*YOUR GOAL:*
Print the data that follows again, keeping every line exact.

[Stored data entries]
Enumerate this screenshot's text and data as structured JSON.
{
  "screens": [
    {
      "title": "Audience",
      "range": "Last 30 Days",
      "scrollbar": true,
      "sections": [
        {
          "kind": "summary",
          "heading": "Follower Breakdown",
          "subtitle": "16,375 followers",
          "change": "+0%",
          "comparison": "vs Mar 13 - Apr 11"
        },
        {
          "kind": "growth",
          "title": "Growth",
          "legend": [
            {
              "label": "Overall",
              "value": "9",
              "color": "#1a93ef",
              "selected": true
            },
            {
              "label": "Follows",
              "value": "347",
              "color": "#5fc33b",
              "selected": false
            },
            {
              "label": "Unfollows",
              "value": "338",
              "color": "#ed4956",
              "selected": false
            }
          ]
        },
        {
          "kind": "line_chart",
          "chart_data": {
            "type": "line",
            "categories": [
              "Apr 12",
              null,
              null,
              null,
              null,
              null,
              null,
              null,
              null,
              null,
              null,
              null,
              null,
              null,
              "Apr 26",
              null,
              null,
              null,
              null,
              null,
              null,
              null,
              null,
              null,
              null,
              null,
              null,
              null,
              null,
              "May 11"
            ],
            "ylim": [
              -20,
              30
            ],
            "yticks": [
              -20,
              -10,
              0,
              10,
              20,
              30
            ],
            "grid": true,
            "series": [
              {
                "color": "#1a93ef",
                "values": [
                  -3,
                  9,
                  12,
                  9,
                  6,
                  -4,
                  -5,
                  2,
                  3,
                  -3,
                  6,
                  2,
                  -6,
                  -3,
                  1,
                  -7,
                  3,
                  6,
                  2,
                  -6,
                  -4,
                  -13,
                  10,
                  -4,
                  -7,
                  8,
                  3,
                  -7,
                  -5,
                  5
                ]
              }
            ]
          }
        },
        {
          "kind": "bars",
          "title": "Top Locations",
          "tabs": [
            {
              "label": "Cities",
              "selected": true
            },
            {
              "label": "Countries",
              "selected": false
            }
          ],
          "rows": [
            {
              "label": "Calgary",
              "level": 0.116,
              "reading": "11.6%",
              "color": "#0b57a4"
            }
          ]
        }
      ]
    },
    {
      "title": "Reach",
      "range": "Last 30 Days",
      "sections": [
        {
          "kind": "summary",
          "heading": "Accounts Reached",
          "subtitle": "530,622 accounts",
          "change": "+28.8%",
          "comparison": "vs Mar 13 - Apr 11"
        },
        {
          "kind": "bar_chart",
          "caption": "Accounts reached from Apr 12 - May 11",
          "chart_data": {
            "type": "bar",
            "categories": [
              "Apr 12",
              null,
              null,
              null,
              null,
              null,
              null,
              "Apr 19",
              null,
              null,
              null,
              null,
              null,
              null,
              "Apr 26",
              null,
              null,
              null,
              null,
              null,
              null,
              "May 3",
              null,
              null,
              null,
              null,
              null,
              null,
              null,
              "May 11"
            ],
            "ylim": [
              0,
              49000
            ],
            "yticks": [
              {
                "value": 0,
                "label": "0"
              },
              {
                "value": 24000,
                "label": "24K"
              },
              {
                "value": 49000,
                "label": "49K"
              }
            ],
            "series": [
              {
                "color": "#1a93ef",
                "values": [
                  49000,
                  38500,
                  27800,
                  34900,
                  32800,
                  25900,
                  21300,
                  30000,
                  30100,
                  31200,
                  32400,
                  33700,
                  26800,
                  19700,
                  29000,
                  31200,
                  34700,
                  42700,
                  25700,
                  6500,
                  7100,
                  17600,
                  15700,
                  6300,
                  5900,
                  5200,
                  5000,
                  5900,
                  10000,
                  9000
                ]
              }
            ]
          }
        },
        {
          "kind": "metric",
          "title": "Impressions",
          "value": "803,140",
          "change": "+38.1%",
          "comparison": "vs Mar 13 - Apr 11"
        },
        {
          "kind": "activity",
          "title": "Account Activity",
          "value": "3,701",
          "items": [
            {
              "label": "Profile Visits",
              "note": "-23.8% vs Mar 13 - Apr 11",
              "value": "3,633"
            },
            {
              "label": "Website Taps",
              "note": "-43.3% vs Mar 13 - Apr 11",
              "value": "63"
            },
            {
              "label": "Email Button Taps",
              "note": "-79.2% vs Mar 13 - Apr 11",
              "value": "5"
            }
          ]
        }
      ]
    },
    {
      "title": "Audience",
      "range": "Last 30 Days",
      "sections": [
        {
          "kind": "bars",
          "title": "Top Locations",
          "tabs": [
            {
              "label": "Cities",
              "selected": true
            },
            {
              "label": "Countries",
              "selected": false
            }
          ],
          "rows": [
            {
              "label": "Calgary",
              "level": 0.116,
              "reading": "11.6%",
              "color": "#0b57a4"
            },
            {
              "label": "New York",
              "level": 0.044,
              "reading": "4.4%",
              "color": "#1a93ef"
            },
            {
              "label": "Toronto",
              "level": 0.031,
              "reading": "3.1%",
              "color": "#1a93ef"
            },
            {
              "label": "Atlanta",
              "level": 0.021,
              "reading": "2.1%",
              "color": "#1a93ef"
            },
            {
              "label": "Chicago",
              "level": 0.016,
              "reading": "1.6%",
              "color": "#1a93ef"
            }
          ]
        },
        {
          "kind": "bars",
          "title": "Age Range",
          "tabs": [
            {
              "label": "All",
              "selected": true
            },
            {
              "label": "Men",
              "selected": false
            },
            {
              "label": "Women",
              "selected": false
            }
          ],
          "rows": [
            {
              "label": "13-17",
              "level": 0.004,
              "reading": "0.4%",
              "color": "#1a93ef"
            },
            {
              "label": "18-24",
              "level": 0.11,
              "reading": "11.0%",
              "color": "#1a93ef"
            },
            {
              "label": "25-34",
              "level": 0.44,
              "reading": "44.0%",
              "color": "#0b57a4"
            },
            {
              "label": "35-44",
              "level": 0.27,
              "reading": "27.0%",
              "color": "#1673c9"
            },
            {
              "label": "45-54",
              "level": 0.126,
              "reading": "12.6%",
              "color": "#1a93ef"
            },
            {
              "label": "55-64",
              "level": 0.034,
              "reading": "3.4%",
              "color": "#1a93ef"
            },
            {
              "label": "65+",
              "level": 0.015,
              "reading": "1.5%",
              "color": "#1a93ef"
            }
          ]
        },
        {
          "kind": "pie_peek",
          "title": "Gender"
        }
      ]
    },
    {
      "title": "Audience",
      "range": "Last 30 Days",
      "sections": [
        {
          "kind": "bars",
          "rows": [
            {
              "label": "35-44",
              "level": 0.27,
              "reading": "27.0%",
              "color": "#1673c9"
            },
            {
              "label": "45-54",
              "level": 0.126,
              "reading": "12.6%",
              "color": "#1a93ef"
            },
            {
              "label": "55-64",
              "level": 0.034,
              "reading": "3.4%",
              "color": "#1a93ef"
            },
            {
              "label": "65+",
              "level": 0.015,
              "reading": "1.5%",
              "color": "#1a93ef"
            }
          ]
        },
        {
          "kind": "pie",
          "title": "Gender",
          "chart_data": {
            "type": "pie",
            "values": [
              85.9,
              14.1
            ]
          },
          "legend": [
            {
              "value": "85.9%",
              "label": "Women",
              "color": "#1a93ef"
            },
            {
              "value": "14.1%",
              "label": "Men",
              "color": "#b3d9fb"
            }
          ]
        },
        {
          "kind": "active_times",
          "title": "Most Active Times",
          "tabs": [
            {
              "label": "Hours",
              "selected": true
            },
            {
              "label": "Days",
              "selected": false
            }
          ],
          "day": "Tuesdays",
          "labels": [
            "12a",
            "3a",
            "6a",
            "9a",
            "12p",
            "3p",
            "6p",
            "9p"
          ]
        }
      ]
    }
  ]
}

*EXERCISE RESPONSE:*
Enumerate this screenshot's text and data as structured JSON.
{
  "screens": [
    {
      "title": "Audience",
      "range": "Last 30 Days",
      "scrollbar": true,
      "sections": [
        {
          "kind": "summary",
          "heading": "Follower Breakdown",
          "subtitle": "16,375 followers",
          "change": "+0%",
          "comparison": "vs Mar 13 - Apr 11"
        },
        {
          "kind": "growth",
          "title": "Growth",
          "legend": [
            {
              "label": "Overall",
              "value": "9",
              "color": "#1a93ef",
              "selected": true
            },
            {
              "label": "Follows",
              "value": "347",
              "color": "#5fc33b",
              "selected": false
            },
            {
              "label": "Unfollows",
              "value": "338",
              "color": "#ed4956",
              "selected": false
            }
          ]
        },
        {
          "kind": "line_chart",
          "chart_data": {
            "type": "line",
            "categories": [
              "Apr 12",
              null,
              null,
              null,
              null,
              null,
              null,
              null,
              null,
              null,
              null,
              null,
              null,
              null,
              "Apr 26",
              null,
              null,
              null,
              null,
              null,
              null,
              null,
              null,
              null,
              null,
              null,
              null,
              null,
              null,
              "May 11"
            ],
            "ylim": [
              -20,
              30
            ],
            "yticks": [
              -20,
              -10,
              0,
              10,
              20,
              30
            ],
            "grid": true,
            "series": [
              {
                "color": "#1a93ef",
                "values": [
                  -3,
                  9,
                  12,
                  9,
                  6,
                  -4,
                  -5,
                  2,
                  3,
                  -3,
                  6,
                  2,
                  -6,
                  -3,
                  1,
                  -7,
                  3,
                  6,
                  2,
                  -6,
                  -4,
                  -13,
                  10,
                  -4,
                  -7,
                  8,
                  3,
                  -7,
                  -5,
                  5
                ]
              }
            ]
          }
        },
        {
          "kind": "bars",
          "title": "Top Locations",
          "tabs": [
            {
              "label": "Cities",
              "selected": true
            },
            {
              "label": "Countries",
              "selected": false
            }
          ],
          "rows": [
            {
              "label": "Calgary",
              "level": 0.116,
              "reading": "11.6%",
              "color": "#0b57a4"
            }
          ]
        }
      ]
    },
    {
      "title": "Reach",
      "range": "Last 30 Days",
      "sections": [
        {
          "kind": "summary",
          "heading": "Accounts Reached",
          "subtitle": "530,622 accounts",
          "change": "+28.8%",
          "comparison": "vs Mar 13 - Apr 11"
        },
        {
          "kind": "bar_chart",
          "caption": "Accounts reached from Apr 12 - May 11",
          "chart_data": {
            "type": "bar",
            "categories": [
              "Apr 12",
              null,
              null,
              null,
              null,
              null,
              null,
              "Apr 19",
              null,
              null,
              null,
              null,
              null,
              null,
              "Apr 26",
              null,
              null,
              null,
              null,
              null,
              null,
              "May 3",
              null,
              null,
              null,
              null,
              null,
              null,
              null,
              "May 11"
            ],
            "ylim": [
              0,
              49000
            ],
            "yticks": [
              {
                "value": 0,
                "label": "0"
              },
              {
                "value": 24000,
                "label": "24K"
              },
              {
                "value": 49000,
                "label": "49K"
              }
            ],
            "series": [
              {
                "color": "#1a93ef",
                "values": [
                  49000,
                  38500,
                  27800,
                  34900,
                  32800,
                  25900,
                  21300,
                  30000,
                  30100,
                  31200,
                  32400,
                  33700,
                  26800,
                  19700,
                  29000,
                  31200,
                  34700,
                  42700,
                  25700,
                  6500,
                  7100,
                  17600,
                  15700,
                  6300,
                  5900,
                  5200,
                  5000,
                  5900,
                  10000,
                  9000
                ]
              }
            ]
          }
        },
        {
          "kind": "metric",
          "title": "Impressions",
          "value": "803,140",
          "change": "+38.1%",
          "comparison": "vs Mar 13 - Apr 11"
        },
        {
          "kind": "activity",
          "title": "Account Activity",
          "value": "3,701",
          "items": [
            {
              "label": "Profile Visits",
              "note": "-23.8% vs Mar 13 - Apr 11",
              "value": "3,633"
            },
            {
              "label": "Website Taps",
              "note": "-43.3% vs Mar 13 - Apr 11",
              "value": "63"
            },
            {
              "label": "Email Button Taps",
              "note": "-79.2% vs Mar 13 - Apr 11",
              "value": "5"
            }
          ]
        }
      ]
    },
    {
      "title": "Audience",
      "range": "Last 30 Days",
      "sections": [
        {
          "kind": "bars",
          "title": "Top Locations",
          "tabs": [
            {
              "label": "Cities",
              "selected": true
            },
            {
              "label": "Countries",
              "selected": false
            }
          ],
          "rows": [
            {
              "label": "Calgary",
              "level": 0.116,
              "reading": "11.6%",
              "color": "#0b57a4"
            },
            {
              "label": "New York",
              "level": 0.044,
              "reading": "4.4%",
              "color": "#1a93ef"
            },
            {
              "label": "Toronto",
              "level": 0.031,
              "reading": "3.1%",
              "color": "#1a93ef"
            },
            {
              "label": "Atlanta",
              "level": 0.021,
              "reading": "2.1%",
              "color": "#1a93ef"
            },
            {
              "label": "Chicago",
              "level": 0.016,
              "reading": "1.6%",
              "color": "#1a93ef"
            }
          ]
        },
        {
          "kind": "bars",
          "title": "Age Range",
          "tabs": [
            {
              "label": "All",
              "selected": true
            },
            {
              "label": "Men",
              "selected": false
            },
            {
              "label": "Women",
              "selected": false
            }
          ],
          "rows": [
            {
              "label": "13-17",
              "level": 0.004,
              "reading": "0.4%",
              "color": "#1a93ef"
            },
            {
              "label": "18-24",
              "level": 0.11,
              "reading": "11.0%",
              "color": "#1a93ef"
            },
            {
              "label": "25-34",
              "level": 0.44,
              "reading": "44.0%",
              "color": "#0b57a4"
            },
            {
              "label": "35-44",
              "level": 0.27,
              "reading": "27.0%",
              "color": "#1673c9"
            },
            {
              "label": "45-54",
              "level": 0.126,
              "reading": "12.6%",
              "color": "#1a93ef"
            },
            {
              "label": "55-64",
              "level": 0.034,
              "reading": "3.4%",
              "color": "#1a93ef"
            },
            {
              "label": "65+",
              "level": 0.015,
              "reading": "1.5%",
              "color": "#1a93ef"
            }
          ]
        },
        {
          "kind": "pie_peek",
          "title": "Gender"
        }
      ]
    },
    {
      "title": "Audience",
      "range": "Last 30 Days",
      "sections": [
        {
          "kind": "bars",
          "rows": [
            {
              "label": "35-44",
              "level": 0.27,
              "reading": "27.0%",
              "color": "#1673c9"
            },
            {
              "label": "45-54",
              "level": 0.126,
              "reading": "12.6%",
              "color": "#1a93ef"
            },
            {
              "label": "55-64",
              "level": 0.034,
              "reading": "3.4%",
              "color": "#1a93ef"
            },
            {
              "label": "65+",
              "level": 0.015,
              "reading": "1.5%",
              "color": "#1a93ef"
            }
          ]
        },
        {
          "kind": "pie",
          "title": "Gender",
          "chart_data": {
            "type": "pie",
            "values": [
              85.9,
              14.1
            ]
          },
          "legend": [
            {
              "value": "85.9%",
              "label": "Women",
              "color": "#1a93ef"
            },
            {
              "value": "14.1%",
              "label": "Men",
              "color": "#b3d9fb"
            }
          ]
        },
        {
          "kind": "active_times",
          "title": "Most Active Times",
          "tabs": [
            {
              "label": "Hours",
              "selected": true
            },
            {
              "label": "Days",
              "selected": false
            }
          ],
          "day": "Tuesdays",
          "labels": [
            "12a",
            "3a",
            "6a",
            "9a",
            "12p",
            "3p",
            "6p",
            "9p"
          ]
        }
      ]
    }
  ]
}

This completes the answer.